When we stepped into the field, there was an obvious improvement on the robot from the other teams. They scored better than last time and seemed to have planned things out more meticulously. Our strategy was to score points during Autonomous mode by moving down the ramp. We also wanted to move our robot up the ramp now that we are no longer as back-heavy as the last time. Furthermore, we also wanted to bring a rolling up the ramp during the last 30 seconds, since it promised more points.
Although we planned better than last time, we still placed only 8th. I think the factors that contributed to our placing include the penalty from accidentally touching the rolling goal as we maneuvered it, the shocking improvement from the other teams, and the autonomous code that can only score us 30 points. Walking out of Temple, our team came up with a lot of ideas for the robot. This include feeders with two rows instead of one, better motors that were faster in speed, a pulley based robot instead of a lever based robot, and so on. We also that believe if we make a code that can knock off the kickstand, we can do much better next time. With all these things we can improve on in mind, we went home and sketched up ideas inspired from the competition.
We had our First Tech Competition today and it was extremely nerve-wracking. Firstly, the day before competition, we noticed that the design of the robot did not match up with the programming. The reason being is because when the robot moves during the tele-op phase, the manipulator drags on the floor and impedes the robot from accurately moving.
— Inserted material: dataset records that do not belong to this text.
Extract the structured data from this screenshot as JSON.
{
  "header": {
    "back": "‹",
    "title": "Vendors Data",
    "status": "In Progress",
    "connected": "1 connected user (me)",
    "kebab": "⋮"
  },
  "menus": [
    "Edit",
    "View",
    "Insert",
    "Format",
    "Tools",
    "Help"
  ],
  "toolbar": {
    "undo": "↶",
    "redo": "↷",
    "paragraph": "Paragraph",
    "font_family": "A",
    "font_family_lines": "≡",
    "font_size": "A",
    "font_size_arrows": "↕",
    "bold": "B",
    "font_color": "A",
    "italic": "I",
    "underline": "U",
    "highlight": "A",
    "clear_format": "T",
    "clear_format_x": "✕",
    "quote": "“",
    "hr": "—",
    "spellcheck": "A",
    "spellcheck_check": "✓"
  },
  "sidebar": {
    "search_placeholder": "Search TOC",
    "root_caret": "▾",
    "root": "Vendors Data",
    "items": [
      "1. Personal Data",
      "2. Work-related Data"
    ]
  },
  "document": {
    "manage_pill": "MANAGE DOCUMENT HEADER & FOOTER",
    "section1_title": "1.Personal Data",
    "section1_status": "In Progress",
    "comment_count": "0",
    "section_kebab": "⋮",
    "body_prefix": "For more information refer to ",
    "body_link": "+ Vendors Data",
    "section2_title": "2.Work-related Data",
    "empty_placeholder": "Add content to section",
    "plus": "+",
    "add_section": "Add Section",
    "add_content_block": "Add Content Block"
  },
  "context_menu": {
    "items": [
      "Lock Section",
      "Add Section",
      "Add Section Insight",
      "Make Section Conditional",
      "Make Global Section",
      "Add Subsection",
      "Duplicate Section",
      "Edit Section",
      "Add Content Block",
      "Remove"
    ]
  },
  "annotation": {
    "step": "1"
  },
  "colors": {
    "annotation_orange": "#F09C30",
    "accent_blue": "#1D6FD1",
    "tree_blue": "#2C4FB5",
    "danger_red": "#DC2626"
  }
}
Another reason is because the manipulator moves backwards a little too much and the heaviness of the robot’s back causes it to fall backwards.
In conclusion, our team as a whole decided to take off the manipulator for this competition and focus on defending. Another problem arose when the two female driver, Raina and I, were not comfortable with the controllers because during practice, the battery kept dying. However, we were too excited in the moment and neglected the fact that our robot’s back was too heavy. And so, we tipped over when we moved backwards on the ramp.
Not only that, we were also penalized for touching the rolling goal’s tube during the autonomous phase. Aside from the exciting and nerve-wracking atmosphere of our First Tech competition, a lot of problems were identified.The things we need to work on includes our autonomous code, balancing the weight of the robot, charging the batteries (which is a silly mistake), and utilizing our practice field so the drivers can get comfortable.
There were many regretful things about the competition, knowing that we can definitely do better, but overall, it was a meaningful experience where we could find our mistakes and work on it.